Any type of rock that has been selected or processed by cutting, shaping, or sizing for use in building construction or for decorative purposes; see brownstone, cobblestone, dimension stone, fieldstone, flagstone, freestone, granite, limestone, marble, pudding stone, rib vault, rusticated stone, sandstone, soapstone.

stone

1. the hard compact nonmetallic material of which rocks are made
2. a small lump of rock; pebble
3. the woody central part of such fruits as the peach and plum, that contains the seed; endocarp
4. any similar hard part of a fruit, such as the stony seed of a date
5. Brit a unit of weight, used esp to express human body weight, equal to 14 pounds or 6.350 kilograms
6. the rounded heavy mass of granite or iron used in the game of curling
7. Pathol a nontechnical name for calculus
8. Rare (in certain games) a piece or man
9. any of various dull grey colours
10. made of stoneware

Stone

1. Oliver. born 1946, US film director and screenwriter: his films include Platoon (1986), Born on the Fourth of July (1989), JFK (1991), Nixon (1995), and Alexander (2004)
2. Sharon. born 1958, US film actress: her films include Basic Instinct (1991), Casino (1995), and Cold Creek Manor (2003)

STONE

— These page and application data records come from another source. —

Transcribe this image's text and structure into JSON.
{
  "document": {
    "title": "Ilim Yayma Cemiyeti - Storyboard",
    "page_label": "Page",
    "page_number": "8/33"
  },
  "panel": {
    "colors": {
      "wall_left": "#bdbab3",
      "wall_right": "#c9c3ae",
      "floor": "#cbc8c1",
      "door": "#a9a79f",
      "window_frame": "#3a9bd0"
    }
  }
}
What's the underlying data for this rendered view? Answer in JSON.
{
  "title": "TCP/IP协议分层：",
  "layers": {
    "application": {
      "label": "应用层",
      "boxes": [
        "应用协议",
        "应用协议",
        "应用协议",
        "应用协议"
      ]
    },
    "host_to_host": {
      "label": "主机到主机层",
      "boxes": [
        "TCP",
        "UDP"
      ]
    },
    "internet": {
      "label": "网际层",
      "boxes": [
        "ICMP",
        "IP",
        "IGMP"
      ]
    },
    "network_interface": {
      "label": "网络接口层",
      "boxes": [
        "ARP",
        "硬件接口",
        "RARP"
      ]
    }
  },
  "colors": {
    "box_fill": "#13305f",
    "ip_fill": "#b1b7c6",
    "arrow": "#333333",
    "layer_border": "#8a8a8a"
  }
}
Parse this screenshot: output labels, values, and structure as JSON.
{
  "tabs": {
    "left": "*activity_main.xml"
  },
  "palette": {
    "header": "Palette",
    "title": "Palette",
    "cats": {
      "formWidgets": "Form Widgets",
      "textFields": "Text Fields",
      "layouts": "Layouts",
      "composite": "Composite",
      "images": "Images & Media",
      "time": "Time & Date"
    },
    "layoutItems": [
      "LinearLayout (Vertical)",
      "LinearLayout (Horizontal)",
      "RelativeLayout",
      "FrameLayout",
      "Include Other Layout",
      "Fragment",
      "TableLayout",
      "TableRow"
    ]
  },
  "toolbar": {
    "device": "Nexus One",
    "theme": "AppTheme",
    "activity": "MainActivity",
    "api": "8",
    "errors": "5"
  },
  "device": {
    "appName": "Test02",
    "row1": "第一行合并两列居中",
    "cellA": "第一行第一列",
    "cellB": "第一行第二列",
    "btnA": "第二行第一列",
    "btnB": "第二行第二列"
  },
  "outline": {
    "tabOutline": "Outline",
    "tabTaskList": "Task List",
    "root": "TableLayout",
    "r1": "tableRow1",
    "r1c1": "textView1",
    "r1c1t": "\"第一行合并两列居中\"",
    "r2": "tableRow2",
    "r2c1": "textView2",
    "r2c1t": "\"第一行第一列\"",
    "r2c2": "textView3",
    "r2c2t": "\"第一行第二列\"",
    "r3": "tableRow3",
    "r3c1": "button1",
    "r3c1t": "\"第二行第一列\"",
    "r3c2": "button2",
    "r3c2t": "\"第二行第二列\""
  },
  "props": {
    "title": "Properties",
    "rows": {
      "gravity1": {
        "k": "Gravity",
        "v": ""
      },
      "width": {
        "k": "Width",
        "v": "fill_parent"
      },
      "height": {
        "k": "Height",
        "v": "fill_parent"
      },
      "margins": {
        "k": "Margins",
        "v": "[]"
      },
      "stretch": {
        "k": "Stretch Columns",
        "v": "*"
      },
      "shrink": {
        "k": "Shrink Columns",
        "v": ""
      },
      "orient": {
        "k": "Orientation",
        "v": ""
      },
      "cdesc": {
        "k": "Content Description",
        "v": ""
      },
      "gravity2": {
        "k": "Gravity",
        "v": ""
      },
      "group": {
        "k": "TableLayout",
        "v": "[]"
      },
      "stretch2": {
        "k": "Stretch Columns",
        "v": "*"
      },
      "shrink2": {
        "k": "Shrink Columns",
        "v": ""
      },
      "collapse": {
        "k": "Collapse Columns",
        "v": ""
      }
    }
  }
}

A Structured and Open Environment: a project supported by the German Ministry of Research and Technology (BMFT) to design, implement and distribute a SEE for research and teaching.
References in periodicals archive ?
This is nowhere more evident than in his account of our response to the "earthy" element in the artwork--the stoniness of the temple-work, for example, or the pigmentedness of the yellow pigment that we already described.
Soils are chromic Cambisols (CMcr), 38 cm deep, with red color, 80% stoniness and 20% rockiness.
The woody savannahs are not uniform in their structure either, usually showing great horizontal and vertical heterogeneity and forming a mosaic of more open or more closed sites that reflect their ecological history, general vegetation dynamics, local topography, the stoniness of the soil, human land-use history, and the local patterns of fire frequency and intensity.
Their very stoniness is brought out by the pronounced chisel marks on their surfaces, by the rock-like shapes of their heads (which resemble the stones being hurled by the Lapiths) and by the manner in which they are still one with the stone from which they emerge [ILLUSTRATION FOR FIGURE 4 OMITTED].
By means of a manoeuvre which reading Heidegger prepares us for, Heaney advances from this equation of verbal poiesis with building to the lift-off claim -- which yet depends on a poetics of groundedness -- that, in the title-poem of The Tower volume, `the tower's stoniness is repeated in the lean, clean-chiselled obelisk of the verse-form; .
In general the lands in the Subclasses considered as marginal have soils in which susceptibility to erosion or past erosion damage (e); poor soil drainage, wetness, high water table, or overflow (w); shallowness, stoniness, low moisture holding capacity, or low fertility (s); or climate (c) are the dominant problems or hazards to use for crops and pasture.
A seriously refreshing blend of Chardonnay, Chenin Blanc, Mauzac, and Pinot Noir, with hints of jasmine and tangy grapefruit over an earthy layer of stoniness.
Subclass 's' refers to limitations due to soil physical properties (impeding layer, stoniness, etc.
The main environmental problems are related to the cooperative stoniness of soils resulting from natural processes of soil formation over long periods of time , the erosion of these techniques by the use of inadequate irrigation ( waterlogging ) leading to its degradation , salinization of soils and water alkalinity due to the intensive use of chemicals.
There were also performed some observations of the sample's surroundings and ecological conditions: altitude, exposure, slope and soil (type, depth, texture, structure, stoniness, humidity, etc).
Because of the stoniness of those two dudes compared to Heath, their lifestyles probably wouldn't work together.
Its lithology comprises predominantly Jurassic and Cretaceous limestones and dolomites, and soils are frequently lithic and rendzic leptosols with considerable surface stoniness and high peaks.